The country’s minister of energy, Suhail bin Mohammed Faraj Faris Al Mazrouei, told journalists that the country will reduce its dependence on natural gas for electricity generation from close to 100 per cent down to 70 per cent by 2021. Mentioning the figure of US$35bn, he said that the money will be invested in nuclear and renewable energy projects.
About US$20bn of that money is going toward building a nuclear power plant, making UAE the first Gulf Arab state to start building a nuclear power plant to generate energy. When all four reactors of the Barakah project come online in 2020, the plant is expected to provide 24 per cent of the UAE’s energy requirement at the time.
The minister did not provide a specific break-up for the remaining US$15bn, but said that there are plans to have solar power provide for a large chunk of the remaining requirement. Shams solar power station in the Abu Dhabi desert, launched in 2013, generates 100MW of power. A number of solar power plants are coming up in Dubai, such as the Mohammed bin Rashid Al Maktoum Solar Park, in Seih Al-Dahal, which has a total planned capacity of 3,000MW.
“The Ministry of Energy is currently collaborating with service providers, to develop an integrated strategy which aims to diversify power sources – through the use of eco-friendly power sources that do not produce any emissions of carbon dioxide ultimately achieving sustainability and reducing costs. In addition, we plan to reduce our reliance on natural gas generate electricity by no more than 70 per cent by 2021,” said Al Mazrouei.

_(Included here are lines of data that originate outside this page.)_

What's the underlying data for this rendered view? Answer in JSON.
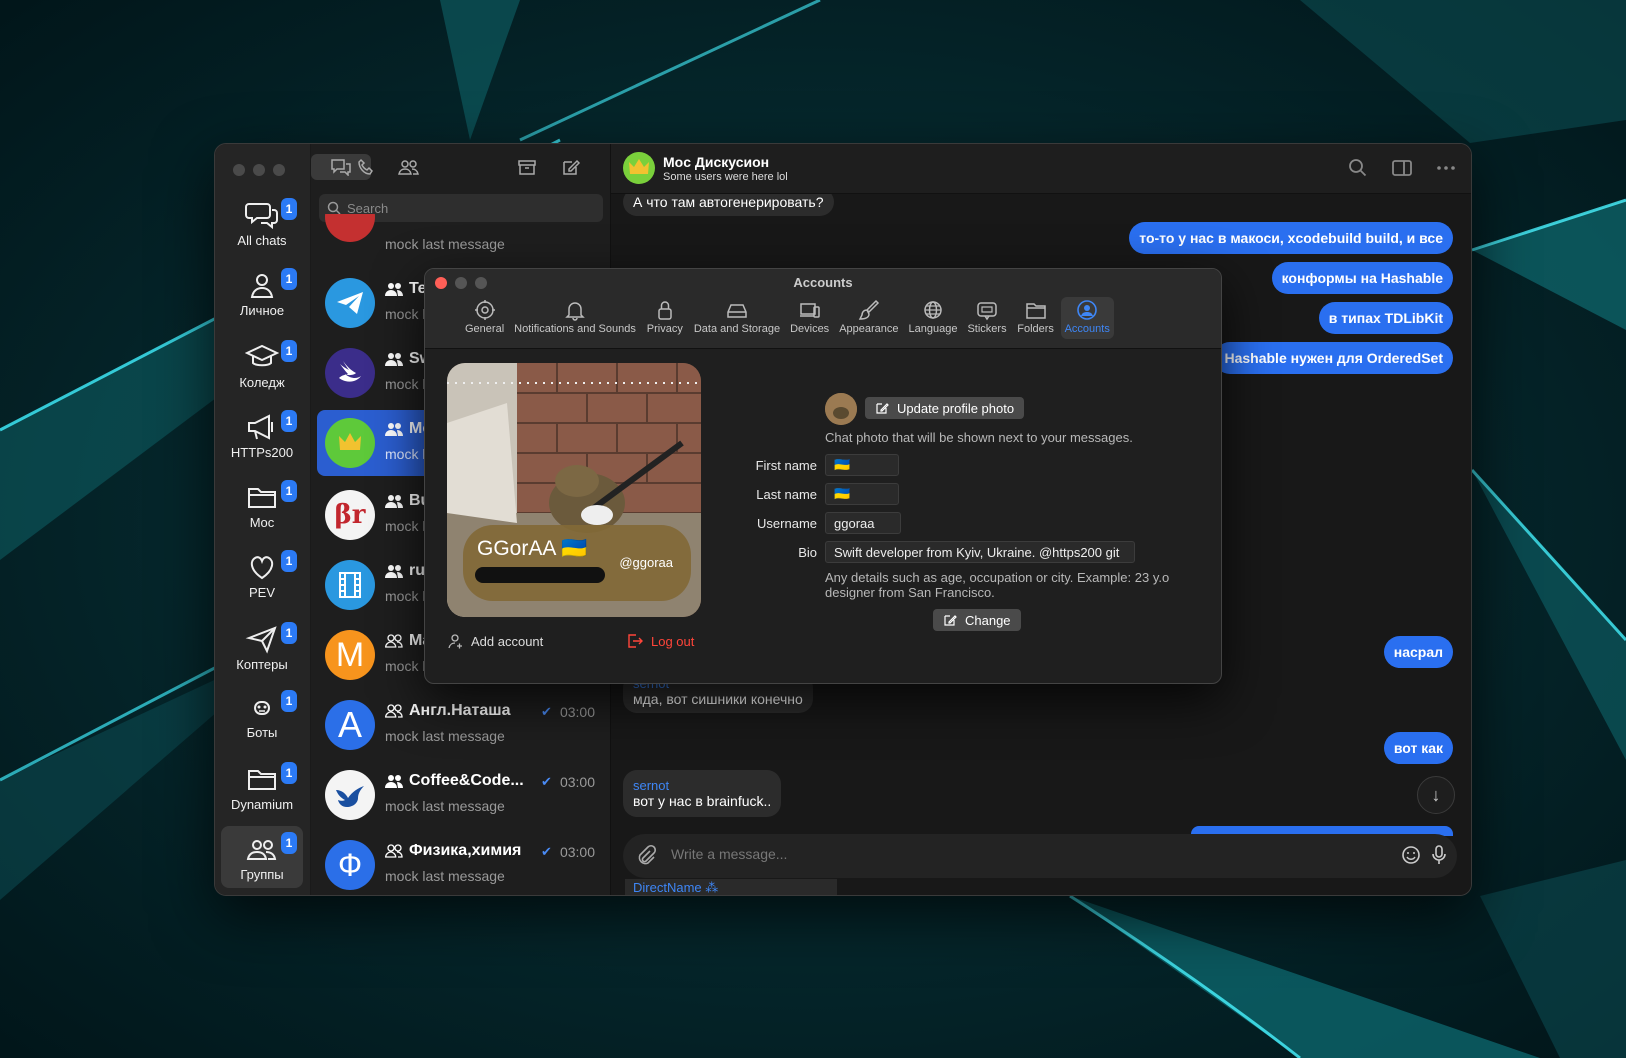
{
  "folders": [
    {
      "label": "All chats",
      "badge": "1",
      "icon": "chat-bubbles-icon"
    },
    {
      "label": "Личное",
      "badge": "1",
      "icon": "person-icon"
    },
    {
      "label": "Коледж",
      "badge": "1",
      "icon": "graduation-cap-icon"
    },
    {
      "label": "HTTPs200",
      "badge": "1",
      "icon": "megaphone-icon"
    },
    {
      "label": "Moc",
      "badge": "1",
      "icon": "folder-icon"
    },
    {
      "label": "PEV",
      "badge": "1",
      "icon": "heart-icon"
    },
    {
      "label": "Коптеры",
      "badge": "1",
      "icon": "paper-plane-icon"
    },
    {
      "label": "Боты",
      "badge": "1",
      "icon": "bot-icon"
    },
    {
      "label": "Dynamium",
      "badge": "1",
      "icon": "folder-icon"
    },
    {
      "label": "Группы",
      "badge": "1",
      "icon": "group-icon"
    }
  ],
  "search": {
    "placeholder": "Search"
  },
  "chats": [
    {
      "title": "",
      "message": "mock last message",
      "time": ""
    },
    {
      "title": "Tel",
      "message": "mock las",
      "time": ""
    },
    {
      "title": "Sw",
      "message": "mock las",
      "time": ""
    },
    {
      "title": "Mo",
      "message": "mock las",
      "time": ""
    },
    {
      "title": "Bu",
      "message": "mock las",
      "time": ""
    },
    {
      "title": "ru_",
      "message": "mock las",
      "time": ""
    },
    {
      "title": "Ma",
      "message": "mock las",
      "time": ""
    },
    {
      "title": "Англ.Наташа",
      "message": "mock last message",
      "time": "03:00"
    },
    {
      "title": "Coffee&Code...",
      "message": "mock last message",
      "time": "03:00"
    },
    {
      "title": "Физика,химия",
      "message": "mock last message",
      "time": "03:00"
    }
  ],
  "chat_avatars": [
    "",
    "",
    "",
    "",
    "βr",
    "",
    "M",
    "A",
    "",
    "Ф"
  ],
  "conversation": {
    "name": "Moc Дискусион",
    "subtitle": "Some users were here lol",
    "messages_in": [
      {
        "sender": "",
        "text": "А что там автогенерировать?"
      },
      {
        "sender": "sernot",
        "text": "мда, вот сишники конечно"
      },
      {
        "sender": "sernot",
        "text": "вот у нас в brainfuck.."
      }
    ],
    "messages_out": [
      "то-то у нас в макоси, xcodebuild build, и все",
      "конформы на Hashable",
      "в типах TDLibKit",
      "Hashable нужен для OrderedSet",
      "насрал",
      "вот как"
    ],
    "composer_placeholder": "Write a message...",
    "direct_name": "DirectName"
  },
  "settings": {
    "title": "Accounts",
    "tabs": [
      "General",
      "Notifications and Sounds",
      "Privacy",
      "Data and Storage",
      "Devices",
      "Appearance",
      "Language",
      "Stickers",
      "Folders",
      "Accounts"
    ],
    "profile_card": {
      "name": "GGorAA 🇺🇦",
      "username": "@ggoraa"
    },
    "update_photo": "Update profile photo",
    "photo_hint": "Chat photo that will be shown next to your messages.",
    "first_name_label": "First name",
    "first_name": "🇺🇦",
    "last_name_label": "Last name",
    "last_name": "🇺🇦",
    "username_label": "Username",
    "username": "ggoraa",
    "bio_label": "Bio",
    "bio": "Swift developer from Kyiv, Ukraine. @https200 git",
    "bio_hint_1": "Any details such as age, occupation or city. Example: 23 y.o",
    "bio_hint_2": "designer from San Francisco.",
    "change": "Change",
    "add_account": "Add account",
    "log_out": "Log out"
  },
  "colors": {
    "accent": "#2a6ff0",
    "destructive": "#ff453a",
    "selected_row": "#2b5ed0"
  }
}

Despite being one of the world’s top 20 producers of natural gas, UAE has been a net importer of natural gas since 2008, with a record high consumption of more than 2.4 trillion cubic feet in 2013. A large amount of natural gas is used in the country’s enhanced oil recovery operations and to operate its power and desalination plants.